## What the task requires
Without the pictures, reproduce the records that follow exactly.

========================================

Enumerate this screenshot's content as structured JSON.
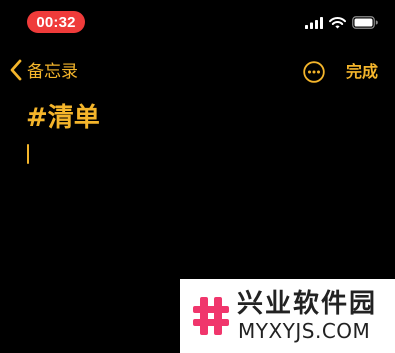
{
  "colors": {
    "accent": "#f4b52b",
    "time_pill": "#ef3b3a",
    "background": "#000000",
    "watermark_pink": "#f0366c",
    "watermark_text": "#222222"
  },
  "status_bar": {
    "time": "00:32",
    "icons": [
      "cellular-signal-icon",
      "wifi-icon",
      "battery-icon"
    ]
  },
  "nav": {
    "back_label": "备忘录",
    "back_icon": "chevron-left-icon",
    "more_icon": "ellipsis-circle-icon",
    "done_label": "完成"
  },
  "note": {
    "title": "#清单",
    "body": ""
  },
  "watermark": {
    "name": "兴业软件园",
    "url": "MYXYJS.COM"
  }
}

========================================

## Problem solution
Enumerate this screenshot's content as structured JSON.
{
  "colors": {
    "accent": "#f4b52b",
    "time_pill": "#ef3b3a",
    "background": "#000000",
    "watermark_pink": "#f0366c",
    "watermark_text": "#222222"
  },
  "status_bar": {
    "time": "00:32",
    "icons": [
      "cellular-signal-icon",
      "wifi-icon",
      "battery-icon"
    ]
  },
  "nav": {
    "back_label": "备忘录",
    "back_icon": "chevron-left-icon",
    "more_icon": "ellipsis-circle-icon",
    "done_label": "完成"
  },
  "note": {
    "title": "#清单",
    "body": ""
  },
  "watermark": {
    "name": "兴业软件园",
    "url": "MYXYJS.COM"
  }
}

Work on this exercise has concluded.